Turning this concept into a reality for National Guard Soldiers in Kosovo took some careful planning. The training plan had to be designed to accommodate Soldiers from every other Army occupation, including cooks, mechanics and tankers, but still provide a tough challenge and a solid foundation of infantry skills.

"I think folks will be surprised at the magnitude of changes that will take place in the 36th in the next few years," said Sgt. 1st Class Peter Fenimore, chief, Infantry Branch at the Texas National Guard's Regional Training Academy, Austin, Texas. "When the Soldiers complete this two-week course, they will be ready to go back home and be infantry."

Sergeant Fenimore came to Camp Bondsteel in Kosovo in May 2006 for a three-month tour. His mission: Turn more than 100 deployed Soldiers into qualified "Eleven Bravo" infantrymen. Eleven Bravo (11B) is the Army designator for a Soldier trained as an infantryman.

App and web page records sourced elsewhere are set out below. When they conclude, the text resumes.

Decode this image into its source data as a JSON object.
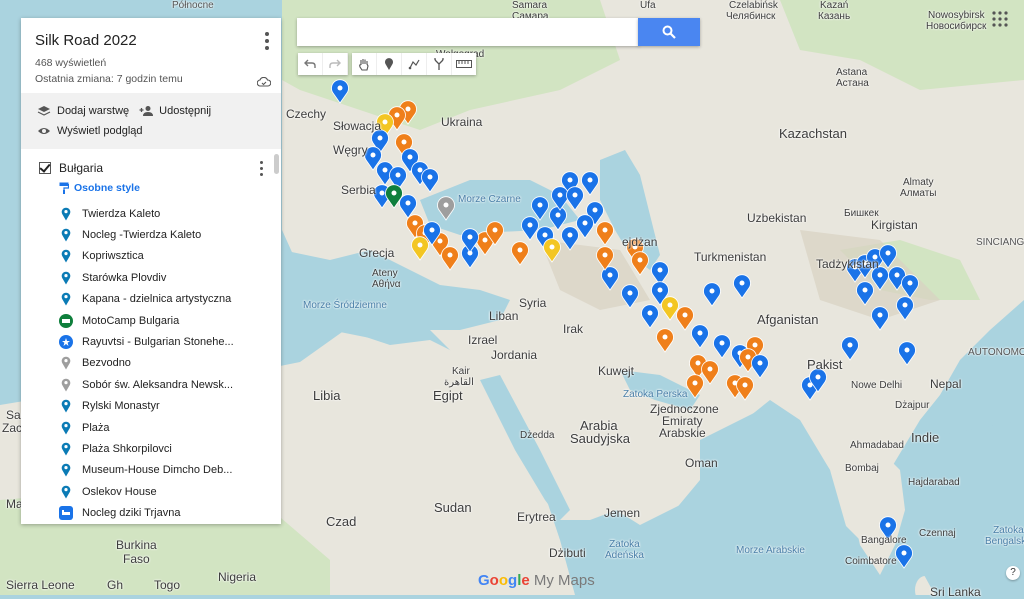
{
  "map": {
    "brand": {
      "google": "Google",
      "my_maps": "My Maps"
    },
    "labels": {
      "polnocne": "Północne",
      "kazan": "Kazań",
      "kazan_ru": "Казань",
      "ufa": "Ufa",
      "czelabinsk": "Czelabińsk",
      "czelabinsk_ru": "Челябинск",
      "nowosybirsk": "Nowosybirsk",
      "nowosybirsk_ru": "Новосибирск",
      "samara": "Samara",
      "samara_ru": "Самара",
      "astana": "Astana",
      "astana_ru": "Астана",
      "wolgograd": "Wołgograd",
      "czechy": "Czechy",
      "slowacja": "Słowacja",
      "ukraina": "Ukraina",
      "wegry": "Węgry",
      "serbia": "Serbia",
      "kazachstan": "Kazachstan",
      "morze_czarne": "Morze Czarne",
      "uzbekistan": "Uzbekistan",
      "almaty": "Almaty",
      "almaty_kz": "Алматы",
      "biszkek": "Бишкек",
      "kirgistan": "Kirgistan",
      "grecja": "Grecja",
      "ateny": "Ateny",
      "ateny_gr": "Αθήνα",
      "turkmenistan": "Turkmenistan",
      "azerbejdzan": "ejdżan",
      "tadzykistan": "Tadżykistan",
      "sinciang": "SINCIANG",
      "syria": "Syria",
      "liban": "Liban",
      "morze_srodziemne": "Morze\nŚródziemne",
      "izrael": "Izrael",
      "irak": "Irak",
      "jordania": "Jordania",
      "afganistan": "Afganistan",
      "pakistan": "Pakist",
      "kair": "Kair",
      "kair_ar": "القاهرة",
      "kuwejt": "Kuwejt",
      "libia": "Libia",
      "egipt": "Egipt",
      "zatoka_perska": "Zatoka Perska",
      "zjednoczone": "Zjednoczone",
      "emiraty": "Emiraty",
      "arabskie": "Arabskie",
      "nowe_delhi": "Nowe Delhi",
      "nepal": "Nepal",
      "dzajpur": "Dżajpur",
      "autonomous": "AUTONOMOU",
      "dzedda": "Dżedda",
      "arabia": "Arabia",
      "saudyjska": "Saudyjska",
      "oman": "Oman",
      "indie": "Indie",
      "ahmadabad": "Ahmadabad",
      "bombaj": "Bombaj",
      "hajdarabad": "Hajdarabad",
      "czad": "Czad",
      "sudan": "Sudan",
      "erytrea": "Erytrea",
      "jemen": "Jemen",
      "dzibuti": "Dżibuti",
      "zatoka_adenska": "Zatoka\nAdeńska",
      "morze_arabskie": "Morze Arabskie",
      "bengalska": "Zatoka\nBengalska",
      "bangalore": "Bangalore",
      "czennaj": "Czennaj",
      "coimbatore": "Coimbatore",
      "sri_lanka": "Sri Lanka",
      "burkina": "Burkina\nFaso",
      "nigeria": "Nigeria",
      "sierra": "Sierra Leone",
      "togo": "Togo",
      "gh": "Gh",
      "mali": "Mali",
      "sa": "Sa",
      "zac": "Zac"
    }
  },
  "panel": {
    "title": "Silk Road 2022",
    "views": "468 wyświetleń",
    "last_change": "Ostatnia zmiana: 7 godzin temu",
    "add_layer": "Dodaj warstwę",
    "share": "Udostępnij",
    "preview": "Wyświetl podgląd",
    "layer": {
      "name": "Bułgaria",
      "style_label": "Osobne style",
      "items": [
        {
          "label": "Twierdza Kaleto",
          "icon": "pin-icon",
          "color": "#0b7bb5"
        },
        {
          "label": "Nocleg -Twierdza Kaleto",
          "icon": "pin-icon",
          "color": "#0b7bb5"
        },
        {
          "label": "Kopriwsztica",
          "icon": "pin-icon",
          "color": "#0b7bb5"
        },
        {
          "label": "Starówka Plovdiv",
          "icon": "pin-icon",
          "color": "#0b7bb5"
        },
        {
          "label": "Kapana - dzielnica artystyczna",
          "icon": "pin-icon",
          "color": "#0b7bb5"
        },
        {
          "label": "MotoCamp Bulgaria",
          "icon": "camper-icon",
          "color": "#0f7f3c"
        },
        {
          "label": "Rayuvtsi - Bulgarian Stonehe...",
          "icon": "star-icon",
          "color": "#1a73e8"
        },
        {
          "label": "Bezvodno",
          "icon": "pin-icon",
          "color": "#9e9e9e"
        },
        {
          "label": "Sobór św. Aleksandra Newsk...",
          "icon": "pin-icon",
          "color": "#9e9e9e"
        },
        {
          "label": "Rylski Monastyr",
          "icon": "pin-icon",
          "color": "#0b7bb5"
        },
        {
          "label": "Plaża",
          "icon": "pin-icon",
          "color": "#0b7bb5"
        },
        {
          "label": "Plaża Shkorpilovci",
          "icon": "pin-icon",
          "color": "#0b7bb5"
        },
        {
          "label": "Museum-House Dimcho Deb...",
          "icon": "pin-icon",
          "color": "#0b7bb5"
        },
        {
          "label": "Oslekov House",
          "icon": "pin-icon",
          "color": "#0b7bb5"
        },
        {
          "label": "Nocleg dziki Trjavna",
          "icon": "bed-icon",
          "color": "#1a73e8"
        }
      ]
    }
  },
  "search": {
    "placeholder": "",
    "value": ""
  },
  "help_label": "?",
  "colors": {
    "blue": "#1a73e8",
    "teal": "#0b7bb5",
    "orange": "#ef7f1a",
    "gray": "#9e9e9e",
    "yellow": "#f3c623",
    "green": "#0f7f3c"
  }
}
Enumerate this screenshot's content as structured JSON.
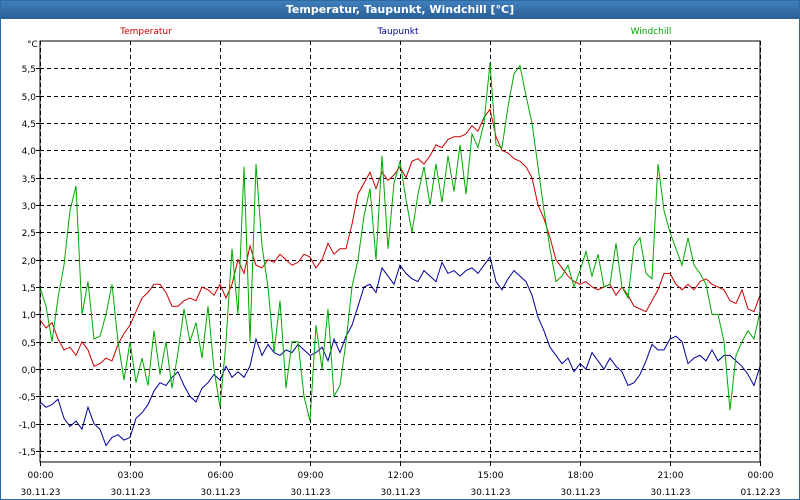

The first day of training starts before dawn with an Army physical fitness test and continues with land navigation training until after dark. The Soldiers are constantly challenged and given an opportunity to excel as an individual and as a team, Sergeant Fenimore said.

"The students get an individual grade in some kind of task every day, so at the end we can determine the honor graduate," Fenimore continued. "We also have the ‘Spirit of the Bayonet' award for the Soldier who shows the best initiative and motivates the other Soldiers."

The training gets progressively harder throughout the two-week course. Some of the subjects include firing a variety of infantry weapons, such as the M-203 grenade launcher, the AT-4 anti-armor rocket and the M-240 light machine gun, at the local range in Urosevac/Ferizaj. The Soldiers use a lot of live ammunition, so Spc. Scott David, a hazardous materials specialist, helps "break down" the ammunition into allotments for each shooter.

Other days are spent practicing squad movements and combat in urban environments. An empty two-story brick house just outside the Camp Bondsteel front gate serves as the scene for building clearing operations. The Soldiers practice a variety of building entry techniques, including unusual techniques like using grappling hooks to get to the top floor.

All this training takes place under the close scrutiny of Sergeant Fenimore's assistant instructors.

"This training is interesting. I usually work in the tactical operation center, so I am getting to do a lot of new things," Sgt. Joshua Newberry, Fayetteville, Ark., said. "I knew it was going to be painful so I got ready by going out on foot patrols and doing a lot of PT [physical training]."

The final exercise is a grueling eight-mile road march around the perimeter road of Camp Bondsteel.

"We kept it at eight miles because they go up Radar Hill three times," Sergeant Fenimore said. Radar Hill is infamous among Soldiers at Camp Bondsteel for its long, steep slope.

"Going up that with a 35-pound pack, load-bearing equipment, rifle, and helmet will smoke you," Sergeant Fenimore said. Nevertheless, despite the many challenges, not one Soldier has dropped out of the course, Sergeant Fenimore noted.

Graduation day brings a sense of pride in having done something worthwhile.

"It was an experience; I liked it," Spc. Eric Alejandro said. "It was good training. In fact, I wanted to keep on going."